It is rotated to and fro by the underground forces / stress in the northern and southern hemisphere, the North signifying Devas and the South signifying asuras!.
As a result of this churning, materials (magma) are thrown up.
What comes out initially is poisonous gases (alahala visham) – the Jyeshta devi or Moodevi! Jyeshta means first-born.
Once that stops coming out, auspicious ones starts coming out one after the other.
Shreedevi signifying wealth and prosperity emerges out.
This correlates to the precious gems and minerals that are found in the solidified magma. Particularly, the most precious gems are found embedded in volcanic lava and the magma only. The very sources for sustenance for life, namely, the rich soil is the ultimate gift of this churning.
This is named as churning of the milky ocean, perhaps because, the precious objects are formed and pushed to the surface just as how cream is formed on the surface of the milk that is churned.
What interests me in this news item is the duration of the ‘pulse’ of this churning!
It is given as 15 million years.
But according to Hindu thought, the churning of the milky ocean takes place once in 4.32 million years (that is the duration of the Chathur maha yuga).
I am waiting for the day when a new version of this news report is made putting the pulse rate at 4 + million years!!
Related posts from this blog:-
Magma pulses may reveal Earth's 'heartbeat'
- 20 May 2009
- by Catherine Brahic
EARTH may have a heartbeat. Evidence from Hawaii and Iceland hints that the planet's core may be dispatching simultaneous plumes of magma towards the surface every 15 million years or so.
If the hypothesis is true, it would revolutionise our ideas of what's happening far below our feet. Independent scientists contacted by New Scientist were split, with some scornful and others intrigued.
Rolf Mjelde of the University of Bergen and Jan Inge Faleide of the University of Oslo, both in Norway, used seismological data to measure the thickness of Earth's crust between Iceland and Greenland (see map). Iceland is on the Mid-Atlantic Ridge, where magma wells up to form fresh crust.
The measurements allowed Mjelde and Faleide to infer the past flow of magma in the plume generally thought to rise beneath Iceland. When this plume is strong, it thickens the crust that it forms at the surface. They found that the crust has thickened roughly every 15 million years, suggesting the plume pulses at around that frequency.
Regular pulsing of plumes is not a new idea, but when the pair compared their results with similar pulsing in Hawaii, which also sits on a plume, they found a surprising correlation. Data collected by Emily Van Ark and Jian Lin of the Woods Hole Oceanographic Institution, Massachusetts, suggests that Hawaii's plume pulses have coincided with Iceland's (Marine Geophysical Research, DOI: 10.1007/s11001-009-9066-0).

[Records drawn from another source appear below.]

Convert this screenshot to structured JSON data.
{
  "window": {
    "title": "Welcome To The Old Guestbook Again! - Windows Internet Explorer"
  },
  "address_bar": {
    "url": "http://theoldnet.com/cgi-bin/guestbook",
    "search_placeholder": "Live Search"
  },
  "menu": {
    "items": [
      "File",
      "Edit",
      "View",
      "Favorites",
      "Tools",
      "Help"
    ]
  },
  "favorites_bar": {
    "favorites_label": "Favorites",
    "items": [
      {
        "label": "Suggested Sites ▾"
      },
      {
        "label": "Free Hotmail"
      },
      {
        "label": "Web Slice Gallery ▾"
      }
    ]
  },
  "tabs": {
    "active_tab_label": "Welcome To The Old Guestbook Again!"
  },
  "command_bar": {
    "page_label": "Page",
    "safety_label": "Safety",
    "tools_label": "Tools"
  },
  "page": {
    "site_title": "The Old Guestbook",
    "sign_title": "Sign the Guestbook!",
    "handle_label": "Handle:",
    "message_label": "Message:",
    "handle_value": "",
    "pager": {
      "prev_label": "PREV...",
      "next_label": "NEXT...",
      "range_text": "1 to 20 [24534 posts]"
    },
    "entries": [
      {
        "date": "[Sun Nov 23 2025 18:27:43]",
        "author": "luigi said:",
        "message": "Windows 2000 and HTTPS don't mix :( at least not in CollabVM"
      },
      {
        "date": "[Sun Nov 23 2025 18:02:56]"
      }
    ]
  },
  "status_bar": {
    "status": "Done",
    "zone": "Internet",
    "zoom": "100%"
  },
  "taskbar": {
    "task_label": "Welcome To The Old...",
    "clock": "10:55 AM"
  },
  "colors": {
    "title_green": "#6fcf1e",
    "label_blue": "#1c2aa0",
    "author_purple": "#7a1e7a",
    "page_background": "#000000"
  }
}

"These two are on very different parts of the Earth, so I don't think the synchrony could be related to something in the mantle," says Mjelde. "It must relate to the core somehow. I can't see any other possibility." This would mean that the Earth's core periodically heats up the overlying mantle, generating synchronised plumes that rise to the surface at widely separated spots.
The synchrony must relate to the core somehow. I can't see any other possibility
"If correct, it would be a significant alteration from our current thoughts," says Rhodri Davies of Imperial College London. Most geologists who believe that mantle plumes exist think that pulsing can be explained by processes in the mantle alone, such as magma build-up in regions of different viscosity. "A new way of thinking would be needed," agrees Mjelde. However, several geologists contacted by New Scientist said they could not explain how the enormous pulses of heat required could be generated in the core.
There could be other explanations for the synchronicity. More detailed measurements may reveal the timings of the two plumes' pulses are close but not synchronous. Furthermore, Mike Coffin of the National Oceanography Centre in Southampton, UK, points out that the mantle is not homogeneous, so plumes leaving the core at the same time might not reach the crust at the same time.
"I am sceptical that they are co-pulsing from the evidence presented," says Huw Davies of Cardiff University, UK. Still, the idea is "potentially very exciting", he adds.